(THE TASK):
A faithful copy of the whole listing is required.

(SUPPLIED INFORMATION):
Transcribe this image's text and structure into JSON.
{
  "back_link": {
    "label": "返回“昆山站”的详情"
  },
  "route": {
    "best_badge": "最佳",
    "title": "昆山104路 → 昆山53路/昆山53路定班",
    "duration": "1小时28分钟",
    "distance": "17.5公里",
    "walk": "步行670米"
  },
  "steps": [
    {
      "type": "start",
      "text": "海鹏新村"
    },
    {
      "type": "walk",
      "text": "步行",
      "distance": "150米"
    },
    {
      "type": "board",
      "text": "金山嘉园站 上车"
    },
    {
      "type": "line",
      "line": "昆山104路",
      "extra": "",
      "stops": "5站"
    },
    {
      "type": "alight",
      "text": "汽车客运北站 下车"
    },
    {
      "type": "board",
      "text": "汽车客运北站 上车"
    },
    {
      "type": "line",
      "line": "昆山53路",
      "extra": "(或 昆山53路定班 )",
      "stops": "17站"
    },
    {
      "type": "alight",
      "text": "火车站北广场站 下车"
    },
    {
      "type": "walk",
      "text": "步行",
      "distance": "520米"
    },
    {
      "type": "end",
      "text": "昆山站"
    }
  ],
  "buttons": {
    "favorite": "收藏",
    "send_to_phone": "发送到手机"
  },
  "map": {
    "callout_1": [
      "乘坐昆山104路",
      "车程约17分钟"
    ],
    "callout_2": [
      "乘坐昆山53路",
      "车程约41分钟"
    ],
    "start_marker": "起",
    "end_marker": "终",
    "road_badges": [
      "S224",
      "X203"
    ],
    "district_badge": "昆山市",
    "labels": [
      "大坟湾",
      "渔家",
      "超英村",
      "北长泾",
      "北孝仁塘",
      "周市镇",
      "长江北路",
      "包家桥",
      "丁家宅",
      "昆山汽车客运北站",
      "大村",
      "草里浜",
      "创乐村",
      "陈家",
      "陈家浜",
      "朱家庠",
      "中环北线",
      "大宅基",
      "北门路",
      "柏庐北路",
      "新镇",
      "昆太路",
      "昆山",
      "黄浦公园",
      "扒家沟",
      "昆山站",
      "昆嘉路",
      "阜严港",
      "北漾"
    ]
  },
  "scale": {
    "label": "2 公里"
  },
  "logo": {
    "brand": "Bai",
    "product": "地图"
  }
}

(TASK RESPONSE):
Transcribe this image's text and structure into JSON.
{
  "back_link": {
    "label": "返回“昆山站”的详情"
  },
  "route": {
    "best_badge": "最佳",
    "title": "昆山104路 → 昆山53路/昆山53路定班",
    "duration": "1小时28分钟",
    "distance": "17.5公里",
    "walk": "步行670米"
  },
  "steps": [
    {
      "type": "start",
      "text": "海鹏新村"
    },
    {
      "type": "walk",
      "text": "步行",
      "distance": "150米"
    },
    {
      "type": "board",
      "text": "金山嘉园站 上车"
    },
    {
      "type": "line",
      "line": "昆山104路",
      "extra": "",
      "stops": "5站"
    },
    {
      "type": "alight",
      "text": "汽车客运北站 下车"
    },
    {
      "type": "board",
      "text": "汽车客运北站 上车"
    },
    {
      "type": "line",
      "line": "昆山53路",
      "extra": "(或 昆山53路定班 )",
      "stops": "17站"
    },
    {
      "type": "alight",
      "text": "火车站北广场站 下车"
    },
    {
      "type": "walk",
      "text": "步行",
      "distance": "520米"
    },
    {
      "type": "end",
      "text": "昆山站"
    }
  ],
  "buttons": {
    "favorite": "收藏",
    "send_to_phone": "发送到手机"
  },
  "map": {
    "callout_1": [
      "乘坐昆山104路",
      "车程约17分钟"
    ],
    "callout_2": [
      "乘坐昆山53路",
      "车程约41分钟"
    ],
    "start_marker": "起",
    "end_marker": "终",
    "road_badges": [
      "S224",
      "X203"
    ],
    "district_badge": "昆山市",
    "labels": [
      "大坟湾",
      "渔家",
      "超英村",
      "北长泾",
      "北孝仁塘",
      "周市镇",
      "长江北路",
      "包家桥",
      "丁家宅",
      "昆山汽车客运北站",
      "大村",
      "草里浜",
      "创乐村",
      "陈家",
      "陈家浜",
      "朱家庠",
      "中环北线",
      "大宅基",
      "北门路",
      "柏庐北路",
      "新镇",
      "昆太路",
      "昆山",
      "黄浦公园",
      "扒家沟",
      "昆山站",
      "昆嘉路",
      "阜严港",
      "北漾"
    ]
  },
  "scale": {
    "label": "2 公里"
  },
  "logo": {
    "brand": "Bai",
    "product": "地图"
  }
}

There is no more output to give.